Begin making your monthly payments
Payments are typically for a duration of 60 months but can be paid off at any time without any penalty. These payments can be made as one monthly payment or broken down into bi-weekly or weekly payments. You will make these payments to your Licensed Insolvency Trustee who will distribute the money amongst your creditors.
You can pay off your proposal faster by increasing your monthly payments or by making a lump sum payment as you are able.
Attending financial & credit counselling
Mandated by the Bankruptcy & Insolvency Act, two financial & credit counselling sessions are required. These will be completed during the term of your proposal. These are typically 30-45 minutes in length each of individualized counselling as well as self-learn modules provided by the Federal Government.
Obtaining your Certificate Of Full Performance
Once you have paid the full amount agreed upon, and have completed your two financial counselling sessions you will be issued a Certificate Of Full Performance and officially released from your unsecured debts. The completion of your proposal will be reported to your credit report automatically.
How Powell Associates Ltd. Helps
Powell Associates Ltd. is a Licensed Insolvency Trustee. We are experienced, hands-on insolvency practitioners who understand the personal impacts of major financial stress.
Our consumer proposal services ensure you are treated fairly and with dignity.
- You won’t be stuck in an assembly line process.
- You will expect and receive prompt responses and resolution of issues from our supportive and experienced team.
- We will review your debt solution options, including filing a consumer proposal or personal bankruptcy.
- We help Canadians with overwhelming debt get fresh financial starts.
Once you file a consumer proposal, we deal directly with your creditors on your behalf. Your unsecured creditors are required to stop contacting you or continuing legal proceedings against you. Contact us for a free consultation.
Frequently Asked Questions
Filing a proposal requires that you be 'Insolvent'. The Bankruptcy & Insolvency Act defines an insolvent person as an individual who owes more than $1,000 and is unable to meet their debt obligations as they become due. You are also insolvent if the fair value of your assets and property is less than your total debts.
When you meet with a Licensed Insolvency Trustee from our office, they will help you understand if a consumer proposal is the proper option for your situation.
A consumer proposal is one of the most popular debt relief options that exists in Canada.
A consumer proposal allows you to avoid bankruptcy, retain your assets, and have a lessor credit rating impact compared to bankruptcy.
It can have you debt-free in a relatively short period of time and free up valuable cash flow to help achieve your goals such as paying off your secured debts (such as a car loan) faster or saving a rainy day fund.
While other debt-relief options exist, when eligible and suffering from major financial difficulties a proposal can be the best way out. You can also check out our blog on 10 ways to pay off debt faster.
We also wrote an article specifically answering 'Is a consumer proposal work it?'.
Consumer proposals are rarely rejected, but if the creditor rejects your consumer proposal, you have the opportunity to go back to your creditors and offer them more money.
In the rare event your proposal is not accepted, you are not automatically forced into bankruptcy.
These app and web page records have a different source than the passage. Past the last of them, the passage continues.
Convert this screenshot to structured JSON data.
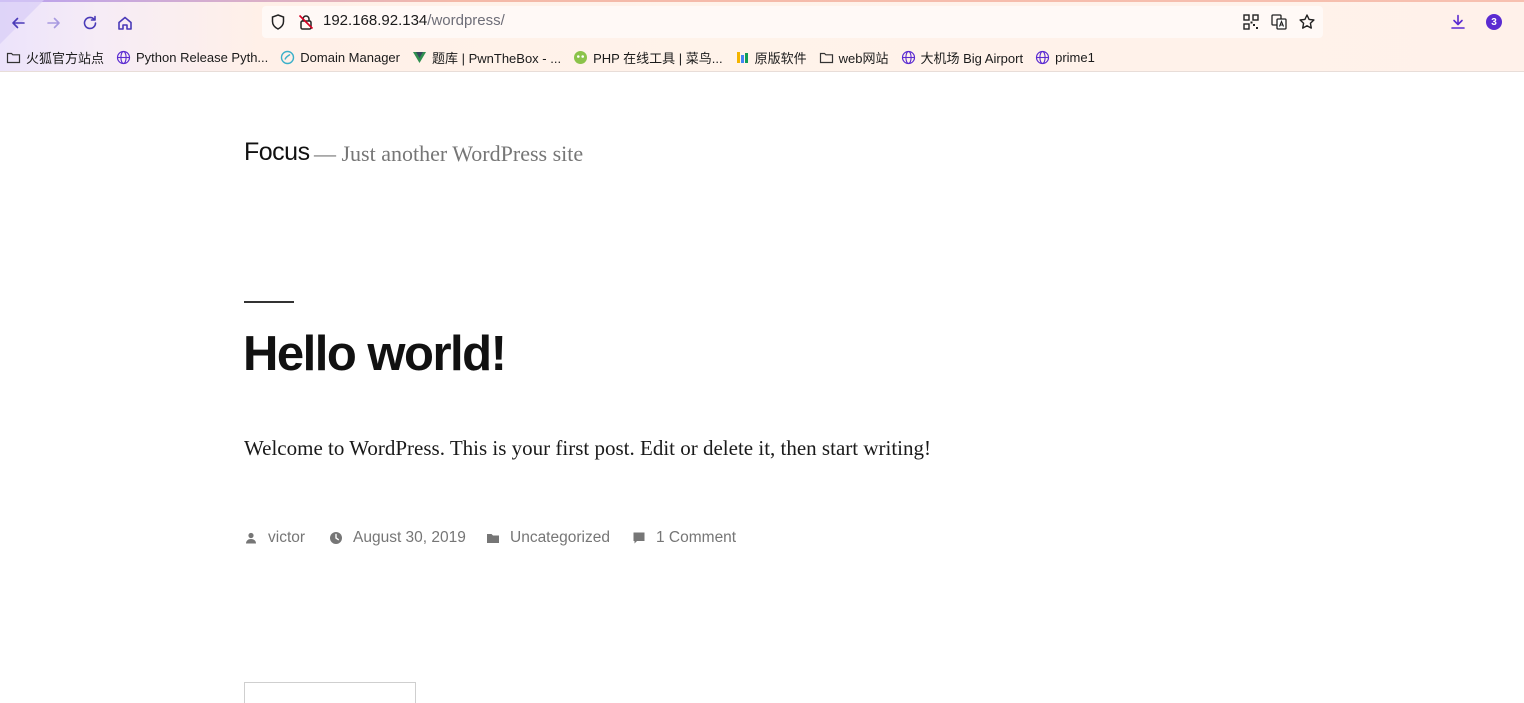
{
  "browser": {
    "url_host": "192.168.92.134",
    "url_path": "/wordpress/",
    "downloads_badge": "3",
    "bookmarks": [
      {
        "label": "火狐官方站点",
        "icon": "folder-icon"
      },
      {
        "label": "Python Release Pyth...",
        "icon": "globe-icon"
      },
      {
        "label": "Domain Manager",
        "icon": "domain-icon"
      },
      {
        "label": "题库 | PwnTheBox - ...",
        "icon": "v-logo-icon"
      },
      {
        "label": "PHP 在线工具 | 菜鸟...",
        "icon": "runoob-icon"
      },
      {
        "label": "原版软件",
        "icon": "software-icon"
      },
      {
        "label": "web网站",
        "icon": "folder-icon"
      },
      {
        "label": "大机场 Big Airport",
        "icon": "globe-icon"
      },
      {
        "label": "prime1",
        "icon": "globe-icon"
      }
    ],
    "accent_color": "#5b2bd1"
  },
  "site": {
    "title": "Focus",
    "description": "— Just another WordPress site"
  },
  "post": {
    "title": "Hello world!",
    "body": "Welcome to WordPress. This is your first post. Edit or delete it, then start writing!",
    "meta": {
      "author": "victor",
      "date": "August 30, 2019",
      "category": "Uncategorized",
      "comments": "1 Comment"
    }
  }
}
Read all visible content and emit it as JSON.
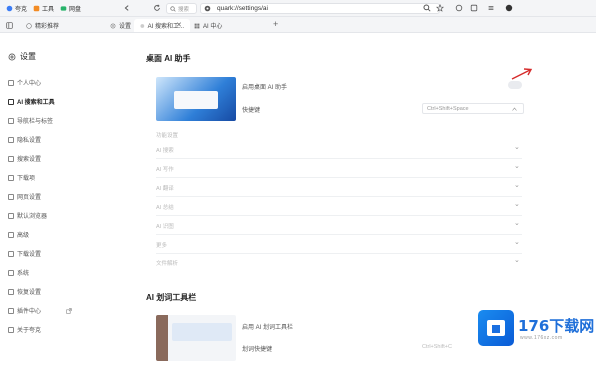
{
  "toolbar": {
    "items": [
      "夸克",
      "工具",
      "网盘"
    ],
    "url": "quark://settings/ai",
    "search_placeholder": "搜索"
  },
  "tabs": [
    {
      "label": "精彩推荐"
    },
    {
      "label": "设置"
    },
    {
      "label": "AI 搜索和工..."
    },
    {
      "label": "AI 中心"
    }
  ],
  "sidebar": {
    "title": "设置",
    "items": [
      {
        "label": "个人中心"
      },
      {
        "label": "AI 搜索和工具"
      },
      {
        "label": "导航栏与标签"
      },
      {
        "label": "隐私设置"
      },
      {
        "label": "搜索设置"
      },
      {
        "label": "下载项"
      },
      {
        "label": "网页设置"
      },
      {
        "label": "默认浏览器"
      },
      {
        "label": "高级"
      },
      {
        "label": "下载设置"
      },
      {
        "label": "系统"
      },
      {
        "label": "恢复设置"
      },
      {
        "label": "插件中心"
      },
      {
        "label": "关于夸克"
      }
    ]
  },
  "main": {
    "section1_title": "桌面 AI 助手",
    "desktop_ai_toggle_label": "启用桌面 AI 助手",
    "shortcut_label": "快捷键",
    "shortcut_value": "Ctrl+Shift+Space",
    "sub_header": "功能设置",
    "rows": [
      {
        "label": "AI 搜索"
      },
      {
        "label": "AI 写作"
      },
      {
        "label": "AI 翻译"
      },
      {
        "label": "AI 总结"
      },
      {
        "label": "AI 识图"
      },
      {
        "label": "更多"
      },
      {
        "label": "文件解析"
      }
    ],
    "section2_title": "AI 划词工具栏",
    "toolbar_toggle_label": "启用 AI 划词工具栏",
    "toolbar_shortcut_label": "划词快捷键",
    "toolbar_shortcut_value": "Ctrl+Shift+C"
  },
  "watermark": {
    "text": "176下载网",
    "sub": "www.176xz.com"
  }
}
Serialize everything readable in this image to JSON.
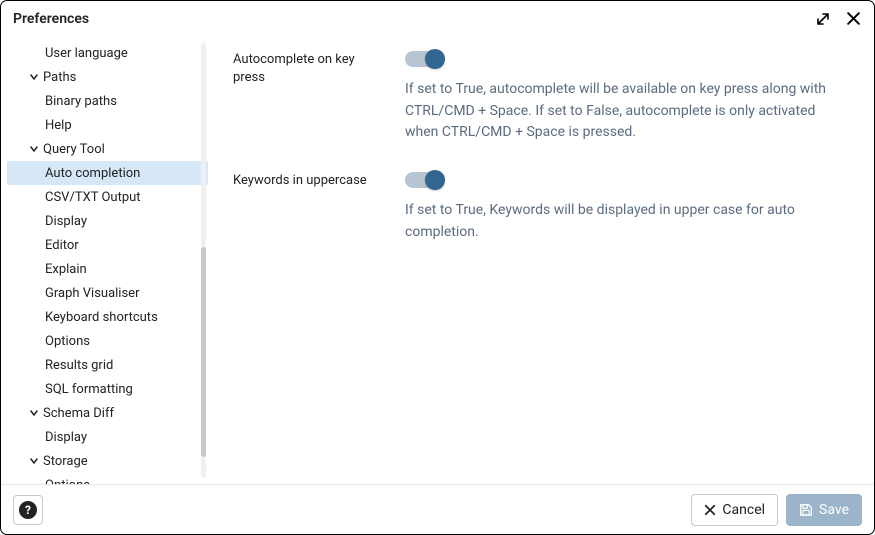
{
  "dialog": {
    "title": "Preferences"
  },
  "sidebar": {
    "items": [
      {
        "label": "User language",
        "level": 2,
        "expandable": false
      },
      {
        "label": "Paths",
        "level": 1,
        "expandable": true,
        "expanded": true
      },
      {
        "label": "Binary paths",
        "level": 2,
        "expandable": false
      },
      {
        "label": "Help",
        "level": 2,
        "expandable": false
      },
      {
        "label": "Query Tool",
        "level": 1,
        "expandable": true,
        "expanded": true
      },
      {
        "label": "Auto completion",
        "level": 2,
        "expandable": false,
        "selected": true
      },
      {
        "label": "CSV/TXT Output",
        "level": 2,
        "expandable": false
      },
      {
        "label": "Display",
        "level": 2,
        "expandable": false
      },
      {
        "label": "Editor",
        "level": 2,
        "expandable": false
      },
      {
        "label": "Explain",
        "level": 2,
        "expandable": false
      },
      {
        "label": "Graph Visualiser",
        "level": 2,
        "expandable": false
      },
      {
        "label": "Keyboard shortcuts",
        "level": 2,
        "expandable": false
      },
      {
        "label": "Options",
        "level": 2,
        "expandable": false
      },
      {
        "label": "Results grid",
        "level": 2,
        "expandable": false
      },
      {
        "label": "SQL formatting",
        "level": 2,
        "expandable": false
      },
      {
        "label": "Schema Diff",
        "level": 1,
        "expandable": true,
        "expanded": true
      },
      {
        "label": "Display",
        "level": 2,
        "expandable": false
      },
      {
        "label": "Storage",
        "level": 1,
        "expandable": true,
        "expanded": true
      },
      {
        "label": "Options",
        "level": 2,
        "expandable": false
      }
    ]
  },
  "settings": [
    {
      "label": "Autocomplete on key press",
      "value": true,
      "description": "If set to True, autocomplete will be available on key press along with CTRL/CMD + Space. If set to False, autocomplete is only activated when CTRL/CMD + Space is pressed."
    },
    {
      "label": "Keywords in uppercase",
      "value": true,
      "description": "If set to True, Keywords will be displayed in upper case for auto completion."
    }
  ],
  "footer": {
    "help": "?",
    "cancel": "Cancel",
    "save": "Save"
  }
}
Although it may be the only viable option remaining.
You may be asking yourself? Why would a consumer proposal be rejected? It is because they do not like the terms you originally offered in your proposal. The good thing is, you can always go back to your creditors and ask them to accept different terms.
There is no up-front cost to file a consumer proposal with our office.
Our fees are regulated by the Federal Government and are paid out of the money you offer to your creditors. For example, if you owed $30,000 and wanted to offer your creditors $12,000 ($200 per month over 5 years) the $200 monthly payment includes our fees.